We use both Australian and Indian Sandalwood. The Indian species is Santalum Album and is grown in WA along with the Australian one Santalum Spicatum.

Sandalwood has become a hero within the skincare arena as well, notably for its skin-restorative, age-defying constituents. One of the main constituents is sesquiterpene alcohol - alpha-santalol; however, Santalum Album has 125 structural compounds and is termed “Liquid Gold”. We love Sandalwood and use it in a vast array of our products. Our supplier ensures compliance with British Pharmacopoeia standards.

Sandalwood has a warmth about it; the scent is woody and creamy in a way, very balanced. It makes a fabulous fixative in perfume and is used in over 50% of fragrances around the world. Sandalwood has some benefits emotionally as well; used in meditation, it can enhance mood, assist with feeling grounded and quieten the mind, bringing a sense of calm and tranquillity.

If you want a hero in your essential oil collection, sandalwood is a must.

Many blessings

Maryka xx

One of Tasmania's most beautiful flowers, also, one of the most expensive ingredients on the market.
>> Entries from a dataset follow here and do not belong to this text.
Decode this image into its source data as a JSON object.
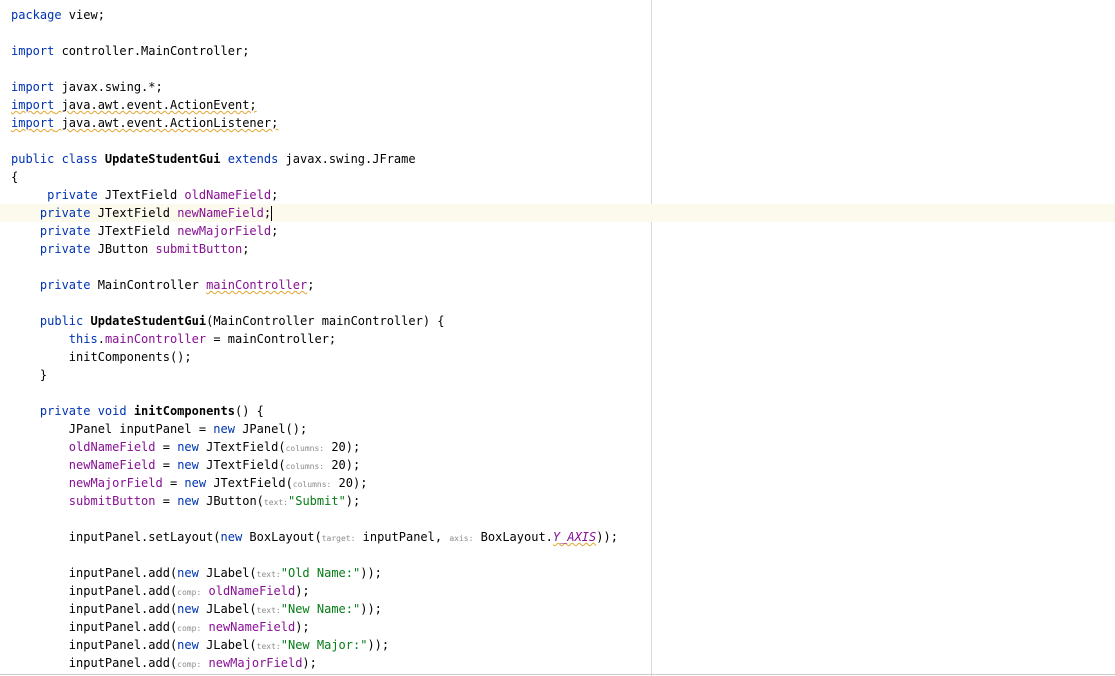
{
  "editor": {
    "lines": {
      "l1": {
        "a": "package",
        "b": " view;"
      },
      "l3": {
        "a": "import",
        "b": " controller.MainController;"
      },
      "l5": {
        "a": "import",
        "b": " javax.swing.*;"
      },
      "l6": {
        "a": "import",
        "b": " java.awt.event.ActionEvent;"
      },
      "l7": {
        "a": "import",
        "b": " java.awt.event.ActionListener;"
      },
      "l9": {
        "a": "public class",
        "b": " UpdateStudentGui ",
        "c": "extends",
        "d": " javax.swing.JFrame"
      },
      "l10": {
        "a": "{"
      },
      "l11": {
        "a": "private",
        "b": " JTextField ",
        "c": "oldNameField",
        "d": ";"
      },
      "l12": {
        "a": "private",
        "b": " JTextField ",
        "c": "newNameField",
        "d": ";"
      },
      "l13": {
        "a": "private",
        "b": " JTextField ",
        "c": "newMajorField",
        "d": ";"
      },
      "l14": {
        "a": "private",
        "b": " JButton ",
        "c": "submitButton",
        "d": ";"
      },
      "l16": {
        "a": "private",
        "b": " MainController ",
        "c": "mainController",
        "d": ";"
      },
      "l18": {
        "a": "public",
        "b": " UpdateStudentGui",
        "c": "(MainController mainController) {"
      },
      "l19": {
        "a": "this",
        "b": ".",
        "c": "mainController",
        "d": " = mainController;"
      },
      "l20": {
        "a": "initComponents();"
      },
      "l21": {
        "a": "}"
      },
      "l23": {
        "a": "private void",
        "b": " initComponents",
        "c": "() {"
      },
      "l24": {
        "a": "JPanel inputPanel = ",
        "b": "new",
        "c": " JPanel();"
      },
      "l25": {
        "a": "oldNameField",
        "b": " = ",
        "c": "new",
        "d": " JTextField(",
        "e": "columns:",
        "f": " 20);"
      },
      "l26": {
        "a": "newNameField",
        "b": " = ",
        "c": "new",
        "d": " JTextField(",
        "e": "columns:",
        "f": " 20);"
      },
      "l27": {
        "a": "newMajorField",
        "b": " = ",
        "c": "new",
        "d": " JTextField(",
        "e": "columns:",
        "f": " 20);"
      },
      "l28": {
        "a": "submitButton",
        "b": " = ",
        "c": "new",
        "d": " JButton(",
        "e": "text:",
        "f": "\"Submit\"",
        "g": ");"
      },
      "l30": {
        "a": "inputPanel.setLayout(",
        "b": "new",
        "c": " BoxLayout(",
        "d": "target:",
        "e": " inputPanel, ",
        "f": "axis:",
        "g": " BoxLayout.",
        "h": "Y_AXIS",
        "i": "));"
      },
      "l32": {
        "a": "inputPanel.add(",
        "b": "new",
        "c": " JLabel(",
        "d": "text:",
        "e": "\"Old Name:\"",
        "f": "));"
      },
      "l33": {
        "a": "inputPanel.add(",
        "b": "comp:",
        "c": " ",
        "d": "oldNameField",
        "e": ");"
      },
      "l34": {
        "a": "inputPanel.add(",
        "b": "new",
        "c": " JLabel(",
        "d": "text:",
        "e": "\"New Name:\"",
        "f": "));"
      },
      "l35": {
        "a": "inputPanel.add(",
        "b": "comp:",
        "c": " ",
        "d": "newNameField",
        "e": ");"
      },
      "l36": {
        "a": "inputPanel.add(",
        "b": "new",
        "c": " JLabel(",
        "d": "text:",
        "e": "\"New Major:\"",
        "f": "));"
      },
      "l37": {
        "a": "inputPanel.add(",
        "b": "comp:",
        "c": " ",
        "d": "newMajorField",
        "e": ");"
      }
    }
  }
}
Boronia, botanical name, Boronia Megastigma, it is a gloriously fragrant and intensely rich Absolute. We use Boronia in some of our exquisite perfume, body wash, perfume with purpose, block soap, conditioner and our yet to be released interior sprays. It has a fresh flowery, blackcurrant type of scent. A little goes a long, long way and it is sourced by the French to use be used in high-end, luxury fragrances. If it were compared to royalty it would be called the "Queen of flowers" in the same way that roses are given such a grand title.

Boronia is also used in skincare and has active constituents beneficial for capillary strengthening, anti-inflammatory action, antioxidant activity, assisting with anti-glycation, reduces membrane peroxidation and DNA damage. Helps reduce fine lines, and dark circles around the eyes, reduces sun spots and increases the skin's elasticity.

As far as we are concerned, Boronia is one of our heroes with so many benefits that we have included using it in multiple products as mentioned above.

If you ever wish to learn more, we include functionals in our individual product descriptions.

Until next time.

Many blessings,

Maryka xx

One of nature's many wondrous oils with powerful therapeutic constituents. There have been many scientific studies done on the antimicrobial benefits of Manuka. The botanical name Leptospermum scoparium, Manuka, is one of our little gems. We use it in our Repair Salve. Used by indigenous populations in New Zealand and Australia for centuries. Clinical evidence will need to be further investigated for efficacy, standardisation and characterisation to ensure consistency in future. See the attached link -

Manuka is sweet, herbaceous and contains a-Pinene & B-Triketone compounds, creating massive potential in multiple areas, including skin care, medicine, oral health, nutrition, hair care and personal care. We love Manuka, which is just another beauty in mother nature.

According to the above Article, Manuka has been found to have many healing properties, including antibacterial, antifungal, anti-inflammatory, antihistaminic & anti-viral. Once again, as with all ingredients from nature, there are some questions about efficacy due to batch variations and consistent batches containing effective constituents.

We always obtain the Certificates of Analysis (COAs) with our batches to ensure that the oils do their job. We never skimp on quality and always get the best nature offers.

Until next time.

Many blessings

Maryka xx


What an incredible product. The way this product moisturises my skin is like nothing I have ever used before. My skin is glowing, and people are starting to notice. The difference in a week means this will be a staple in my skincare forever. I highly recommend it to anyone thinking of buying. To think beautiful skincare can be done so naturally and affordably means I will be a customer for life. Thank you Malano.